Task description —
Find the word "price" below. Copy each line that has it.

Dataset records —
========

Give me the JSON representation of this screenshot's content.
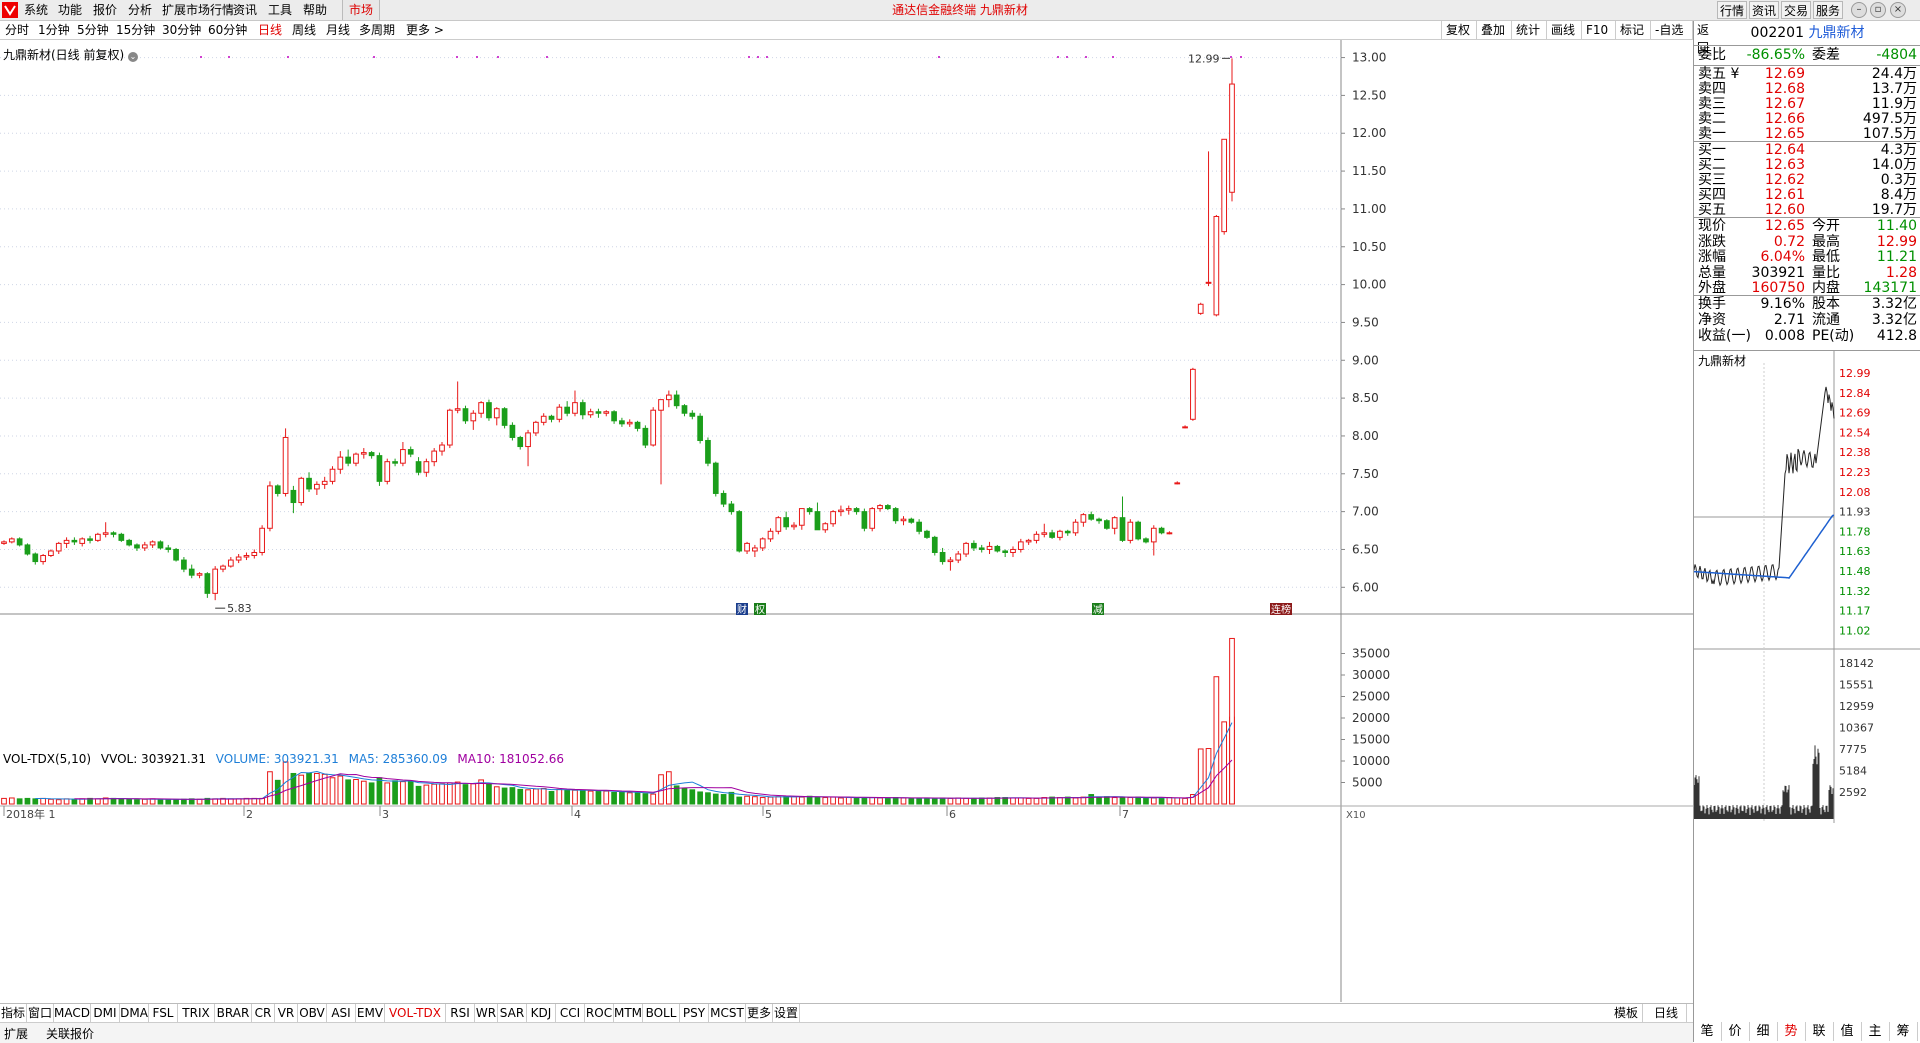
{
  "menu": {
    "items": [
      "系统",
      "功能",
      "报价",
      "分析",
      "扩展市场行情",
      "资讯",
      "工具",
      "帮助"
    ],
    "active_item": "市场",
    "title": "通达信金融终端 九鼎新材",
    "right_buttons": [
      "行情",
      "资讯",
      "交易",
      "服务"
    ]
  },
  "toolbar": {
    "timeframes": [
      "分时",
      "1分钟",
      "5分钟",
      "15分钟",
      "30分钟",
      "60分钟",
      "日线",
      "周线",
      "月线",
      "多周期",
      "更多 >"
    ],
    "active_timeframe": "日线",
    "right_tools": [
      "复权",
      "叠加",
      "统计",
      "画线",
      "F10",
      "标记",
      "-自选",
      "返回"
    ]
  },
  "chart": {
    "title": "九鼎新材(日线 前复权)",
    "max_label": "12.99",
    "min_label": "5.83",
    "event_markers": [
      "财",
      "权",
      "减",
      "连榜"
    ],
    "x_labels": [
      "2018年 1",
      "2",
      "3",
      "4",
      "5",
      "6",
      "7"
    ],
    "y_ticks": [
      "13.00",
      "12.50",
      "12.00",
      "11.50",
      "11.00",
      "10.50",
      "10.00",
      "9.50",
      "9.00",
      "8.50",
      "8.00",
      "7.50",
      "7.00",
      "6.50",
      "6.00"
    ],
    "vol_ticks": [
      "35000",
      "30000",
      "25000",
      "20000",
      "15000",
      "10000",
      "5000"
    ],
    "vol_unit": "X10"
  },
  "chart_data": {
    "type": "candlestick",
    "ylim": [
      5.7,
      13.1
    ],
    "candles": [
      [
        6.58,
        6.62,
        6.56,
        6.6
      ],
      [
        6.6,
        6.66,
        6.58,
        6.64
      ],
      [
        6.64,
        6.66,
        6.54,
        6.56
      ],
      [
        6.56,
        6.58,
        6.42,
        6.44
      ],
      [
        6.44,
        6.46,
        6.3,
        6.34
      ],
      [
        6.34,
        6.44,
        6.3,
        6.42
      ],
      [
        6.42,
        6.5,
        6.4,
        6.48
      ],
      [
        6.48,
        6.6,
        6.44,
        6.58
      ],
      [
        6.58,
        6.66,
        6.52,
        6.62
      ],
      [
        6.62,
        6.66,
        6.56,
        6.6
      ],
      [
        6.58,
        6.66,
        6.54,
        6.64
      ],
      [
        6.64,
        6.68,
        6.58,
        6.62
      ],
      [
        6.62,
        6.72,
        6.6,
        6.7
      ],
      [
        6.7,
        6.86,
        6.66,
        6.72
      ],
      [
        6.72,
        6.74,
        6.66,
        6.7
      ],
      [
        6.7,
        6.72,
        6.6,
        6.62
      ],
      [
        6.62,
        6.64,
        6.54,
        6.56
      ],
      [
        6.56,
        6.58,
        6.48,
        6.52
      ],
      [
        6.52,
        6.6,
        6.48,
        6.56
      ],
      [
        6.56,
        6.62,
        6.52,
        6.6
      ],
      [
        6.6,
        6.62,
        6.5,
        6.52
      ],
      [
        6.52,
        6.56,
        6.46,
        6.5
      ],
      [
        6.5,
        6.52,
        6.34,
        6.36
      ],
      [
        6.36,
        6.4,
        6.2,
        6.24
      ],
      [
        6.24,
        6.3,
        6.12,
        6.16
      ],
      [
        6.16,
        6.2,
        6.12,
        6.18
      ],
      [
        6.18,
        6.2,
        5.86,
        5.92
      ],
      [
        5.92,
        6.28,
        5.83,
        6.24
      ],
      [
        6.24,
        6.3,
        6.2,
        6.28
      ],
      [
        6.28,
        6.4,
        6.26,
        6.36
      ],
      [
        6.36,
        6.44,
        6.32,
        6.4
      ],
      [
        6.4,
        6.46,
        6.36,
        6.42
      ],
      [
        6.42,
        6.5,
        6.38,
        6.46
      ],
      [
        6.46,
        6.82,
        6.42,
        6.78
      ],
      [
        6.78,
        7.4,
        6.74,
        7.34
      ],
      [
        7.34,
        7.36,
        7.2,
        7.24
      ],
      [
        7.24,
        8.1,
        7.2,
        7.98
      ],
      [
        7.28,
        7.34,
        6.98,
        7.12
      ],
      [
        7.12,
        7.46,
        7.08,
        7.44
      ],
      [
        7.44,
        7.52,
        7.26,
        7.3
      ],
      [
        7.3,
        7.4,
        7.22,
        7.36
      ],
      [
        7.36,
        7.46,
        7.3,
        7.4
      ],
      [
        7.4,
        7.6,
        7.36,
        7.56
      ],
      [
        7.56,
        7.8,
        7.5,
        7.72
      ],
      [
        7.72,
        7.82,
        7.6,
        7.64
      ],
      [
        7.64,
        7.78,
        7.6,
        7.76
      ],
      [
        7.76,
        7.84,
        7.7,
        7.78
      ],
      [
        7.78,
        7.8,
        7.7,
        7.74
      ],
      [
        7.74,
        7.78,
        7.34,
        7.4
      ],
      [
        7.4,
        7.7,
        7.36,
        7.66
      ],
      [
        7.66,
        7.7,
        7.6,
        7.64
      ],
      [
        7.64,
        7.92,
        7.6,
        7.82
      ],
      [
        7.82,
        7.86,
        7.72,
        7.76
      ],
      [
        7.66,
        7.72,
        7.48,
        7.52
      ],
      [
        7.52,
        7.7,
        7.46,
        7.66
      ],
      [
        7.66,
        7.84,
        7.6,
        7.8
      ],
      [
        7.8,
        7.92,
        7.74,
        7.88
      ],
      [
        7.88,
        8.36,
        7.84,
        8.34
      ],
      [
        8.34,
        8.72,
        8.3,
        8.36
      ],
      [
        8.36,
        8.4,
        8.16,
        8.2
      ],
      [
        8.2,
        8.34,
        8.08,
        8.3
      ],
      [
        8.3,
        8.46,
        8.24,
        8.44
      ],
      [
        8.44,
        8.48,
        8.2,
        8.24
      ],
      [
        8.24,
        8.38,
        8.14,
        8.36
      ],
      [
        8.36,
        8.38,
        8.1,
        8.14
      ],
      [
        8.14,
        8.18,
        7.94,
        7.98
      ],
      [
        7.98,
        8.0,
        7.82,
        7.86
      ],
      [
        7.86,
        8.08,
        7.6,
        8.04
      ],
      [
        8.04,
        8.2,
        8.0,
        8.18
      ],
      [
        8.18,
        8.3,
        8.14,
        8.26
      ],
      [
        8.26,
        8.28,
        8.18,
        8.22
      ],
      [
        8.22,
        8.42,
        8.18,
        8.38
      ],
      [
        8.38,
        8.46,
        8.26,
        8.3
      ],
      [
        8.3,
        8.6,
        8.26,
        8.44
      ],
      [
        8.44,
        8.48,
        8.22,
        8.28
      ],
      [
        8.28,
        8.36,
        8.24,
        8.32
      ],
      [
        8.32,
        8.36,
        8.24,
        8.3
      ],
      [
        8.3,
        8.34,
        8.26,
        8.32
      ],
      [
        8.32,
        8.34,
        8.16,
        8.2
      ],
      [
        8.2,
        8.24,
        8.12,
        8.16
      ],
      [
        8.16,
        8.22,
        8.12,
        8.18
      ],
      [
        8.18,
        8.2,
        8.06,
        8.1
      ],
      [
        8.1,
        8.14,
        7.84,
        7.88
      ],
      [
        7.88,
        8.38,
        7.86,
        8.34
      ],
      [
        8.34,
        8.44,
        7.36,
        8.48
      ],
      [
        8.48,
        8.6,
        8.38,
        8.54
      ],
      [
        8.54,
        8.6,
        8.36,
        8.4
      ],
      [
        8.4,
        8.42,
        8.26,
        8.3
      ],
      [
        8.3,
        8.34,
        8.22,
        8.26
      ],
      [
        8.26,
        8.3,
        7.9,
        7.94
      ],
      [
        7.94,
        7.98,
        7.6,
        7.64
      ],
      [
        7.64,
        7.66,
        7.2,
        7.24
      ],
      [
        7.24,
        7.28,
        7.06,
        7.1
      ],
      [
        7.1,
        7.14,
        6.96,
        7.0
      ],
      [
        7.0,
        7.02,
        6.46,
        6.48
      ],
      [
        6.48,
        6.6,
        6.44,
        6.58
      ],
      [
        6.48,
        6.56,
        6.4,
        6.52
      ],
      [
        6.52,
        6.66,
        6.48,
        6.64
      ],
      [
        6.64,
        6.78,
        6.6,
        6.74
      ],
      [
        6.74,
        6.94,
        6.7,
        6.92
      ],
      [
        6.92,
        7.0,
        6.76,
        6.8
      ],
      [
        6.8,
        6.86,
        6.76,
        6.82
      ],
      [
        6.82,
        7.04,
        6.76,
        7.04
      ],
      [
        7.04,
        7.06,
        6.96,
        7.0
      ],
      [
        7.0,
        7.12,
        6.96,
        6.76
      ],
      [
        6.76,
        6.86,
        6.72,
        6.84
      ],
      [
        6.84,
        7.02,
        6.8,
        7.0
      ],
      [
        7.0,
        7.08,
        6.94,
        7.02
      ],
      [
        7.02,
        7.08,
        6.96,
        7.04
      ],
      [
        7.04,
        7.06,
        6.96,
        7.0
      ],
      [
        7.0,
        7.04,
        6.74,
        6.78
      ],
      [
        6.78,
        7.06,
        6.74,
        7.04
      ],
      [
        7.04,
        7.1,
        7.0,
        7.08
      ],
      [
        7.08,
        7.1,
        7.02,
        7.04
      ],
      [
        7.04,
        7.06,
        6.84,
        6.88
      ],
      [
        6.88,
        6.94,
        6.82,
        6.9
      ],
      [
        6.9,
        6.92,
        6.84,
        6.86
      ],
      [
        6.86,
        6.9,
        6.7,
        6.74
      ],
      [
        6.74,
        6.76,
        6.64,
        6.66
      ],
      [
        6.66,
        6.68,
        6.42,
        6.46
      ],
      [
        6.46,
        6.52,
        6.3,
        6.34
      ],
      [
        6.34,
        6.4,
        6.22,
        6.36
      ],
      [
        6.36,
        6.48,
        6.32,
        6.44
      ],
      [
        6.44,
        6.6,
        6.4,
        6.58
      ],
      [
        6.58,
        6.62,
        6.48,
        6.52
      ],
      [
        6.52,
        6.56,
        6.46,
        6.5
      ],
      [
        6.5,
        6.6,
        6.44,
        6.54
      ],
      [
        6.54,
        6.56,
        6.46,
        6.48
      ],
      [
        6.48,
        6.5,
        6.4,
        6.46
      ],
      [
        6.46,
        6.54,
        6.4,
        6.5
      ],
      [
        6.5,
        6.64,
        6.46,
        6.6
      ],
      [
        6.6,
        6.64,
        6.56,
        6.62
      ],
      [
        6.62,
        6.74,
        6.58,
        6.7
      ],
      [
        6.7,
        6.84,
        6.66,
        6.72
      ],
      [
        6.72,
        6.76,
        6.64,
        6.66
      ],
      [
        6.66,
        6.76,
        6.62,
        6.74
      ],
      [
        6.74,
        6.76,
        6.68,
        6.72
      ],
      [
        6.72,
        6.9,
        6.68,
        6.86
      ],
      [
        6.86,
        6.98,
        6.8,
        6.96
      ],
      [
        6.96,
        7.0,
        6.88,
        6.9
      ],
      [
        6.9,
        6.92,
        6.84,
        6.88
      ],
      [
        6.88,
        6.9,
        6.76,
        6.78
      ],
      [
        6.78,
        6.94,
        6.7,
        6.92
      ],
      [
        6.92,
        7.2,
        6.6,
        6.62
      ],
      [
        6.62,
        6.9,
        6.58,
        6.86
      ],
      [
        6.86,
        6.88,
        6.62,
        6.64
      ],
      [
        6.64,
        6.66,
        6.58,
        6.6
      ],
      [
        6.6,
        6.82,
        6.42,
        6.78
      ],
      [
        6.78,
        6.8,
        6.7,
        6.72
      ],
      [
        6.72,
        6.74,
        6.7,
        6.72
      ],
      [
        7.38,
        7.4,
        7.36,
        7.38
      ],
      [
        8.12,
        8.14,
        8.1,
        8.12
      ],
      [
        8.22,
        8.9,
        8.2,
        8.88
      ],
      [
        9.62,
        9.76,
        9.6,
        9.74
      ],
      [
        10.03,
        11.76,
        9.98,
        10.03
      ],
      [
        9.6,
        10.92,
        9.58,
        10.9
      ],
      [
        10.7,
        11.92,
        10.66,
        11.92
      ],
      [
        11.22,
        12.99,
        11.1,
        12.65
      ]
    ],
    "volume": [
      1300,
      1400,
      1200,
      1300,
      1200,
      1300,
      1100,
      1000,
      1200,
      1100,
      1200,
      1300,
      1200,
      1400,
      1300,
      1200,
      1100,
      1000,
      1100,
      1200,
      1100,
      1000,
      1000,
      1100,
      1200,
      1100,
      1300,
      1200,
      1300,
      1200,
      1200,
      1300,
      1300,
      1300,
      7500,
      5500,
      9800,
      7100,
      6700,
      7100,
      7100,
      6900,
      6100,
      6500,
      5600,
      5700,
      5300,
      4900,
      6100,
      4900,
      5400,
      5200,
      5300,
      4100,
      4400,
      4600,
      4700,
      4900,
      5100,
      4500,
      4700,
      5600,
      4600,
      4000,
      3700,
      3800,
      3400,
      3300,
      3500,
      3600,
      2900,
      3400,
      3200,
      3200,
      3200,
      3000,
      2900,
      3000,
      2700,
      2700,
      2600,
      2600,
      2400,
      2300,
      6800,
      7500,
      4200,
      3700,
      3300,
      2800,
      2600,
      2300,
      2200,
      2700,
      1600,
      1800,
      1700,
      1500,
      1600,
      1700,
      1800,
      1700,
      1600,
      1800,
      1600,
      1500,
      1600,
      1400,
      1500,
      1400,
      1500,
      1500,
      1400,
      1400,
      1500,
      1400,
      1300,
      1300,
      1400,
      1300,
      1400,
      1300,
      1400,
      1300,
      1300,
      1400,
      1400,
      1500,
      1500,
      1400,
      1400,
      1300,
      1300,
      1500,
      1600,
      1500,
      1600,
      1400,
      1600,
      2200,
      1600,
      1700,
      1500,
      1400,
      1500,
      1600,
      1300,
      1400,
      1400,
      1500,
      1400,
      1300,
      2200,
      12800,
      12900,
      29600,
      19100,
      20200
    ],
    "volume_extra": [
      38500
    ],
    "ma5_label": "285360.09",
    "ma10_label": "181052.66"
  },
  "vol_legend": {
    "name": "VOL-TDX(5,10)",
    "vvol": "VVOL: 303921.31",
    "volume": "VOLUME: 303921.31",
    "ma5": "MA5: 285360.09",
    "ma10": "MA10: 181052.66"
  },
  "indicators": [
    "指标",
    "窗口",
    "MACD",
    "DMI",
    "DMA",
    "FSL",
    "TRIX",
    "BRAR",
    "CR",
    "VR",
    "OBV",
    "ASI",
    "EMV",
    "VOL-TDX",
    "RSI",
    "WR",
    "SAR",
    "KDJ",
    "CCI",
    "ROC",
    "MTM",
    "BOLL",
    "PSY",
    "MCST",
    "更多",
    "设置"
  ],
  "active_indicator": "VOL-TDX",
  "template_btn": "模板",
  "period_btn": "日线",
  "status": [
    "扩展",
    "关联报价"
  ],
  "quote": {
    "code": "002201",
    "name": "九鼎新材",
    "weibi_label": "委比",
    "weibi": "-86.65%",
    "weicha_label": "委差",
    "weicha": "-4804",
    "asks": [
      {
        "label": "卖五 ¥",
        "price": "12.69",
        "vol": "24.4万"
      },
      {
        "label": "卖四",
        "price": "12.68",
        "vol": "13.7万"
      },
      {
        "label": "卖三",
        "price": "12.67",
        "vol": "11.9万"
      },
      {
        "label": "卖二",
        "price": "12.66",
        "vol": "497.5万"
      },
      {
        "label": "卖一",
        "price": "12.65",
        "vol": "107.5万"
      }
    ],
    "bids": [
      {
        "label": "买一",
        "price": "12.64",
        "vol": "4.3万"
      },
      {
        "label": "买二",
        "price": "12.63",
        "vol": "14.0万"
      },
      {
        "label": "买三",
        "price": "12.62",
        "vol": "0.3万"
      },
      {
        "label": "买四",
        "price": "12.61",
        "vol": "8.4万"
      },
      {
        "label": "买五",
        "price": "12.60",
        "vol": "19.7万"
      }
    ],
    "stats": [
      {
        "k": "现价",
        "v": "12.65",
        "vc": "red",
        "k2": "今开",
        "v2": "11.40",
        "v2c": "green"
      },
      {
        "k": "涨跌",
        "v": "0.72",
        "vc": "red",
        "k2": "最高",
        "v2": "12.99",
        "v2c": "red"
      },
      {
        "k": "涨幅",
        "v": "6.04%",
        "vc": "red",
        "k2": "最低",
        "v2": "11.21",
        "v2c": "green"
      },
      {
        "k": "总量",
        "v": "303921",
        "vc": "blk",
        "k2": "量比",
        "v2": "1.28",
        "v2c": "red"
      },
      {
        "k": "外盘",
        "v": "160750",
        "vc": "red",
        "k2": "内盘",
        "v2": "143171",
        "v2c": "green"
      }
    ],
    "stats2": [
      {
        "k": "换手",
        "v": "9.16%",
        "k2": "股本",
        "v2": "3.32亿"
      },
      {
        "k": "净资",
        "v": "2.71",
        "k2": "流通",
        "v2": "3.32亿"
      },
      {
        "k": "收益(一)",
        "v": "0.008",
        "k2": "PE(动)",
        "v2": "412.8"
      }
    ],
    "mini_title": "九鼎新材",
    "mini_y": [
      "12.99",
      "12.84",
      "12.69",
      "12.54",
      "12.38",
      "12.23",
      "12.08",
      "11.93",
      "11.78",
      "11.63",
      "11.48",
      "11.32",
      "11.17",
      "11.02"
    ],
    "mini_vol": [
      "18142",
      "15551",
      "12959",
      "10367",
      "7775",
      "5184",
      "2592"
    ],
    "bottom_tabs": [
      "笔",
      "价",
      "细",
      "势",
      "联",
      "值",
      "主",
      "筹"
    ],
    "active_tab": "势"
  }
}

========

Response —
        "price": "12.69",
        "price": "12.68",
        "price": "12.67",
        "price": "12.66",
        "price": "12.65",
        "price": "12.64",
        "price": "12.63",
        "price": "12.62",
        "price": "12.61",
        "price": "12.60",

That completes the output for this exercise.